- Buy Photoshop Elements 9: The Missing Manual (en)
- Buy Cheap Autodesk 3ds Max Design 2014 (64-bit)
- Discount - Lynda.com - CSS: Page Layouts
- 329.95$ Autodesk AutoCAD Civil 3D 2013 (32 bit) cheap oem
- Buy Infinite Skills - Learning Pro Tools 11 MAC (en)
- Discount - Autodesk ImageModeler 2009 MAC
- Buy OEM Autodesk AutoCAD LT 2015 (64-bit)
- Buy OEM Microsoft Windows Server 2003 Datacenter R2 SP2 (32 bit)
- Buy Cheap Infinite Skills - Learning Autodesk 3DS Max 2013 MAC
- 29.95$ Infinite Skills - Learning Python Programming cheap oem
- Discount - Autodesk AutoCAD P&ID 2011
|West's biggest surprise: Phoenix or LA?|
|Written by Frank Seravalli|
|Tuesday, 01 May 2012 02:43|
Please stand and pat yourself on the back if you saw Phoenix, St. Louis, Los Angeles and Nashville as the Western Conference's final four representatives in the Stanley Cup playoffs back in November.
You deserve it.
Take a second and think about it. The Phoenix Coyotes watched their top asset in Ilya Bryzgalov walk for Ed Snider's money. The St. Louis Blues hadn't gotten over the hump in years and added nothing more than a few wily veterans last summer. The Los Angeles Kings had not advanced past the first round of the playoffs since 2001.

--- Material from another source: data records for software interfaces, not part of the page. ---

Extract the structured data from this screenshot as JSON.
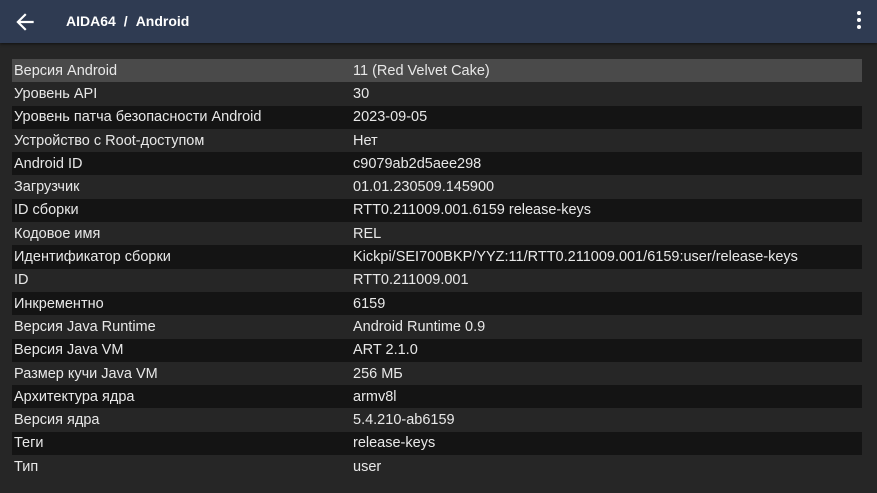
{
  "header": {
    "back_icon": "arrow-left-icon",
    "app_name": "AIDA64",
    "separator": "/",
    "section": "Android",
    "menu_icon": "more-vert-icon"
  },
  "colors": {
    "topbar": "#2f3b52",
    "background": "#262626",
    "row_dark": "#141414",
    "row_selected": "#4a4a4a",
    "text": "#e8e8e8"
  },
  "rows": [
    {
      "label": "Версия Android",
      "value": "11 (Red Velvet Cake)"
    },
    {
      "label": "Уровень API",
      "value": "30"
    },
    {
      "label": "Уровень патча безопасности Android",
      "value": "2023-09-05"
    },
    {
      "label": "Устройство с Root-доступом",
      "value": "Нет"
    },
    {
      "label": "Android ID",
      "value": "c9079ab2d5aee298"
    },
    {
      "label": "Загрузчик",
      "value": "01.01.230509.145900"
    },
    {
      "label": "ID сборки",
      "value": "RTT0.211009.001.6159 release-keys"
    },
    {
      "label": "Кодовое имя",
      "value": "REL"
    },
    {
      "label": "Идентификатор сборки",
      "value": "Kickpi/SEI700BKP/YYZ:11/RTT0.211009.001/6159:user/release-keys"
    },
    {
      "label": "ID",
      "value": "RTT0.211009.001"
    },
    {
      "label": "Инкрементно",
      "value": "6159"
    },
    {
      "label": "Версия Java Runtime",
      "value": "Android Runtime 0.9"
    },
    {
      "label": "Версия Java VM",
      "value": "ART 2.1.0"
    },
    {
      "label": "Размер кучи Java VM",
      "value": "256 МБ"
    },
    {
      "label": "Архитектура ядра",
      "value": "armv8l"
    },
    {
      "label": "Версия ядра",
      "value": "5.4.210-ab6159"
    },
    {
      "label": "Теги",
      "value": "release-keys"
    },
    {
      "label": "Тип",
      "value": "user"
    }
  ]
}
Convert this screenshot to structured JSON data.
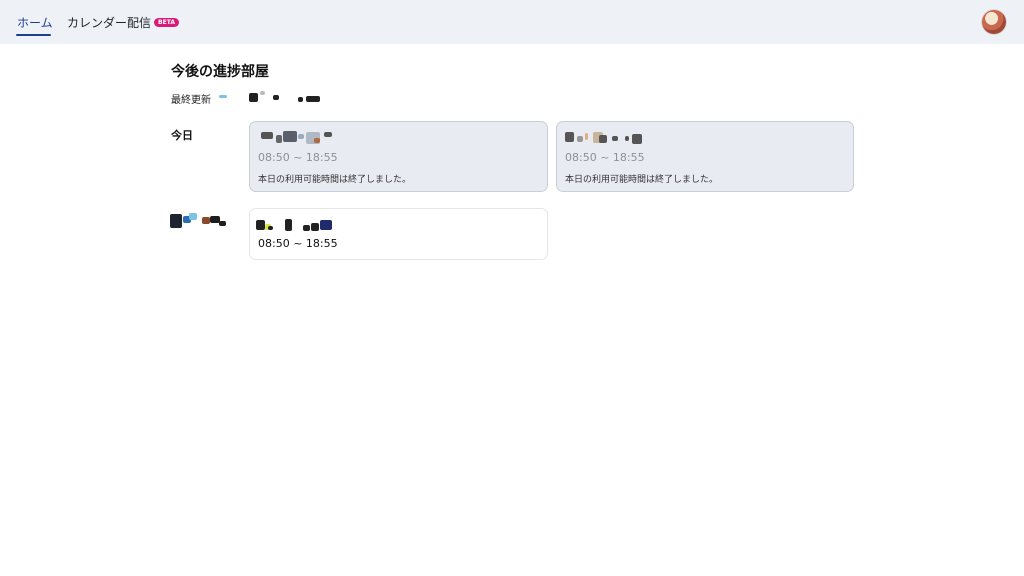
{
  "nav": {
    "tabs": [
      {
        "label": "ホーム",
        "active": true
      },
      {
        "label": "カレンダー配信",
        "badge": "BETA"
      }
    ]
  },
  "main": {
    "title": "今後の進捗部屋",
    "last_updated_label": "最終更新",
    "days": [
      {
        "label": "今日",
        "rooms": [
          {
            "time": "08:50 ~ 18:55",
            "note": "本日の利用可能時間は終了しました。",
            "ended": true
          },
          {
            "time": "08:50 ~ 18:55",
            "note": "本日の利用可能時間は終了しました。",
            "ended": true
          }
        ]
      },
      {
        "label": "",
        "rooms": [
          {
            "time": "08:50 ~ 18:55",
            "ended": false
          }
        ]
      }
    ]
  },
  "colors": {
    "accent": "#1f3f8f",
    "topbar_bg": "#eef1f6",
    "ended_card_bg": "#e8ebf1",
    "badge": "#d81b78"
  },
  "icons": {
    "avatar": "user-avatar"
  }
}
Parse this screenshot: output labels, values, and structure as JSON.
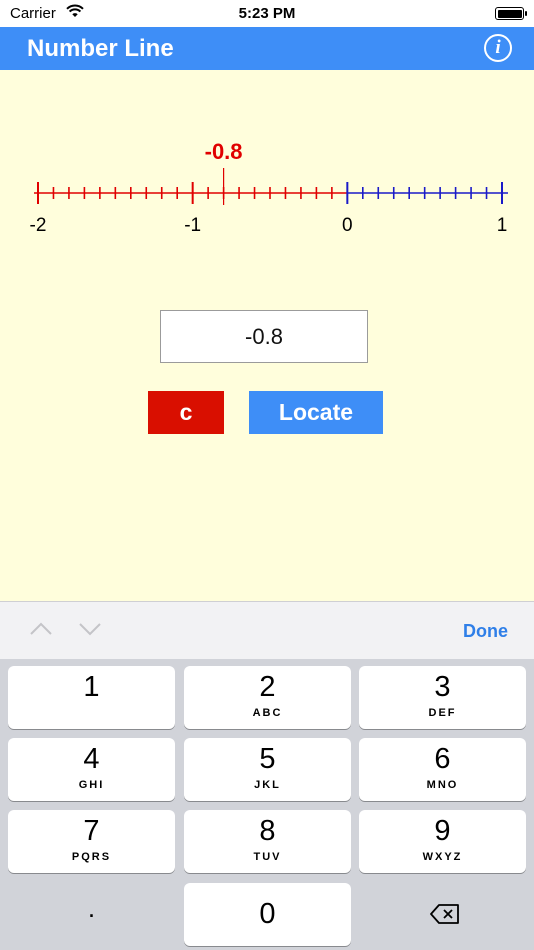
{
  "status_bar": {
    "carrier": "Carrier",
    "time": "5:23 PM"
  },
  "nav": {
    "title": "Number Line",
    "info_label": "i"
  },
  "number_line": {
    "min": -2,
    "max": 1,
    "minor_step": 0.1,
    "major_labels": [
      "-2",
      "-1",
      "0",
      "1"
    ],
    "located_value": -0.8,
    "located_label": "-0.8",
    "negative_color": "#e00000",
    "positive_color": "#1a1ac8"
  },
  "input": {
    "value": "-0.8"
  },
  "buttons": {
    "clear_label": "c",
    "locate_label": "Locate"
  },
  "keyboard": {
    "done_label": "Done",
    "keys": [
      {
        "digit": "1",
        "letters": ""
      },
      {
        "digit": "2",
        "letters": "ABC"
      },
      {
        "digit": "3",
        "letters": "DEF"
      },
      {
        "digit": "4",
        "letters": "GHI"
      },
      {
        "digit": "5",
        "letters": "JKL"
      },
      {
        "digit": "6",
        "letters": "MNO"
      },
      {
        "digit": "7",
        "letters": "PQRS"
      },
      {
        "digit": "8",
        "letters": "TUV"
      },
      {
        "digit": "9",
        "letters": "WXYZ"
      }
    ],
    "decimal": ".",
    "zero": "0",
    "delete_icon": "delete-backspace-icon"
  }
}
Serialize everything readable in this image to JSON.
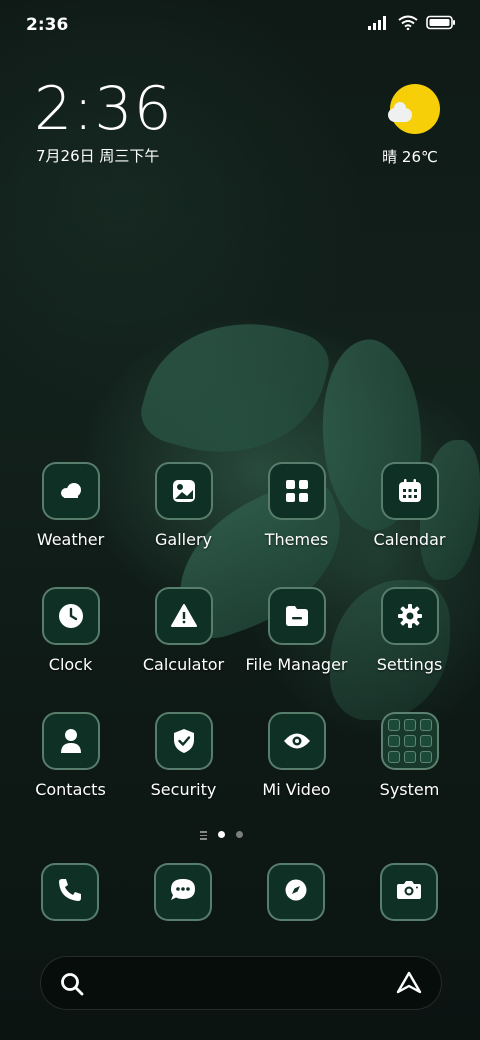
{
  "status": {
    "time": "2:36",
    "icons": [
      "signal-icon",
      "wifi-icon",
      "battery-icon"
    ]
  },
  "home": {
    "clock": "2:36",
    "date": "7月26日 周三下午",
    "weather": {
      "text": "晴 26℃",
      "icon": "sun-cloud-icon"
    }
  },
  "apps": [
    {
      "label": "Weather",
      "icon": "weather-icon"
    },
    {
      "label": "Gallery",
      "icon": "gallery-icon"
    },
    {
      "label": "Themes",
      "icon": "themes-icon"
    },
    {
      "label": "Calendar",
      "icon": "calendar-icon"
    },
    {
      "label": "Clock",
      "icon": "clock-icon"
    },
    {
      "label": "Calculator",
      "icon": "calculator-icon"
    },
    {
      "label": "File Manager",
      "icon": "file-manager-icon"
    },
    {
      "label": "Settings",
      "icon": "settings-icon"
    },
    {
      "label": "Contacts",
      "icon": "contacts-icon"
    },
    {
      "label": "Security",
      "icon": "security-icon"
    },
    {
      "label": "Mi Video",
      "icon": "mi-video-icon"
    },
    {
      "label": "System",
      "icon": "system-folder-icon"
    }
  ],
  "pager": {
    "pages": 2,
    "current": 1
  },
  "dock": [
    {
      "icon": "phone-icon"
    },
    {
      "icon": "messages-icon"
    },
    {
      "icon": "browser-icon"
    },
    {
      "icon": "camera-icon"
    }
  ],
  "search": {
    "placeholder": "",
    "left_icon": "search-icon",
    "right_icon": "assistant-icon"
  },
  "colors": {
    "accent": "#f6cf08",
    "icon_bg": "#0f3024",
    "icon_border": "#96beaa"
  }
}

Now, please stand if you picked Phoenix and Los Angeles to have 2-0 strangleholds in the second round over the Nashville Predators and St. Louis, the two teams who looked unbeatable in the first round.
I'll call bull on that.
Or, send me an email with verifiable proof and I will send you the deed to my house, since I would have bet it all that neither one of these teams would be in the commanding positions they now find themselves in heading into the travel days of these series.
(By the way: it's a good thing I still rent.)
For me, it's tough to tell exactly which series is more surprising at this point.
Both Nashville and St. Louis are just playing so uncharacteristically. The defensive-minded Blues have now lost twice on home ice by an 8-3 margin. Jaroslav Halak is done for the series (not that it matters) and Alex Pietrangelo is struggling.
Nashville couldn't earn a split in the desert after splitting in the much tougher Joe Louis Arena. Oh, yeah, and Vezina finalist Pekka Rinne has allowed nine goals in the first two games of the series. What in the Pekk is going on here?
Often times, when looking at such lopsided performances, it's easy to look at Nashville's and St. Louis' follies and try to make sense of it all. That doesn't give their opponents the credit due.
Phoenix, for one, closed out the regular season on a 7-1-2 run to capture the Pacific Division. It had an up-and-down year, but was pretty firmly in the playoff hunt for the entire season.
It's easy to forget, on the other hand, that many thought the Kings were fighting for the job of their general manager, Dean Lombardi, in the last few weeks of the regular season. This is a Kings team that was one of two teams in the NHL to score less than 200 goals this season.
Somehow, Los Angeles has stunned the new odds-on favorite with two wins at Scottrade Center to stay flawless on the road in the playoffs (5-0).
That's why I have to say that the Kings are the NHL's biggest surprise of the playoffs. And it's really not solely because they extinguished the Cup dreams of the West's No. 1 seed. It's the dominating fashion in which they've beaten teams.
A huge part of that is due to the play of goaltender Jonathan Quick, who should have been nominated as a Hart Trophy finalist for "most valuable player to his team." Unlike Steven Stamkos, Quick actually made a tangible difference in his team's standing.
Quick has a sterling 6-1 record with a 1.56 goals against-average and ridiculous .952 save percentage through the Kings' first seven games.
Sometimes, it's hard to believe this is the same Los Angeles team that fired coach Terry Murray in December. Captain Dustin Brown, a beast in the playoffs, was once thought to be on the trade block. It's taken some time to adjust, but it seems like Lombardi's bold moves to add former Flyers Jeff Carter and Mike Richards have paid off. Richards and Carter have combined for 31 points in the Kings' last 23 games.
Los Angeles is scoring at a 2.86 goals per-game clip in the playoffs, where it is supposed to be harder to score, above their second-worst 2.32 goals per-game run during the regular season. And Quick is keeping them out at the other end.
That chemistry couldn't possibly be setting up a ‘Flyers East' vs. ‘Flyers West' matchup in a Stanley Cup final, could it? Then again, it wouldn't be the most shocking part of this year's playoff run.
Frank Seravalli covers the Flyers for the Philadelphia Daily News. On Twitter: @DNFlyers
|Last Updated on Tuesday, 01 May 2012 11:19|